### DATA TO PROCESS
....
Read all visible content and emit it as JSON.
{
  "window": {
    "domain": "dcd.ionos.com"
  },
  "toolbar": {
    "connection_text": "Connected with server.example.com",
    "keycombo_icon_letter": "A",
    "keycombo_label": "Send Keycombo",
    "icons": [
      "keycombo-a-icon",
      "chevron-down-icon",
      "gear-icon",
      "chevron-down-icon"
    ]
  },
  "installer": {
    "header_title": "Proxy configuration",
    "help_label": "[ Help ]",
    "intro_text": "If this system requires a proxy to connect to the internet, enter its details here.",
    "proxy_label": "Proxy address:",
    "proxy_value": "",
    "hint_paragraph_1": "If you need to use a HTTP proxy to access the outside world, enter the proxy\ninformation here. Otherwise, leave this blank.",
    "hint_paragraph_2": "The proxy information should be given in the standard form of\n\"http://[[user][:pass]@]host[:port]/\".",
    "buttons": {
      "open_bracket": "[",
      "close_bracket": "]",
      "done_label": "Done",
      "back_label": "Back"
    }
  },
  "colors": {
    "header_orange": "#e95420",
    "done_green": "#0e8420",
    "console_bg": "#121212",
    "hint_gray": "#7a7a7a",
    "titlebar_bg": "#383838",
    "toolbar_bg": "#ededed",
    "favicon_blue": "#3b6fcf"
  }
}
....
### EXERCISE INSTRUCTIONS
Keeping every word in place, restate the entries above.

### FINISHED EXERCISE
Read all visible content and emit it as JSON.
{
  "window": {
    "domain": "dcd.ionos.com"
  },
  "toolbar": {
    "connection_text": "Connected with server.example.com",
    "keycombo_icon_letter": "A",
    "keycombo_label": "Send Keycombo",
    "icons": [
      "keycombo-a-icon",
      "chevron-down-icon",
      "gear-icon",
      "chevron-down-icon"
    ]
  },
  "installer": {
    "header_title": "Proxy configuration",
    "help_label": "[ Help ]",
    "intro_text": "If this system requires a proxy to connect to the internet, enter its details here.",
    "proxy_label": "Proxy address:",
    "proxy_value": "",
    "hint_paragraph_1": "If you need to use a HTTP proxy to access the outside world, enter the proxy\ninformation here. Otherwise, leave this blank.",
    "hint_paragraph_2": "The proxy information should be given in the standard form of\n\"http://[[user][:pass]@]host[:port]/\".",
    "buttons": {
      "open_bracket": "[",
      "close_bracket": "]",
      "done_label": "Done",
      "back_label": "Back"
    }
  },
  "colors": {
    "header_orange": "#e95420",
    "done_green": "#0e8420",
    "console_bg": "#121212",
    "hint_gray": "#7a7a7a",
    "titlebar_bg": "#383838",
    "toolbar_bg": "#ededed",
    "favicon_blue": "#3b6fcf"
  }
}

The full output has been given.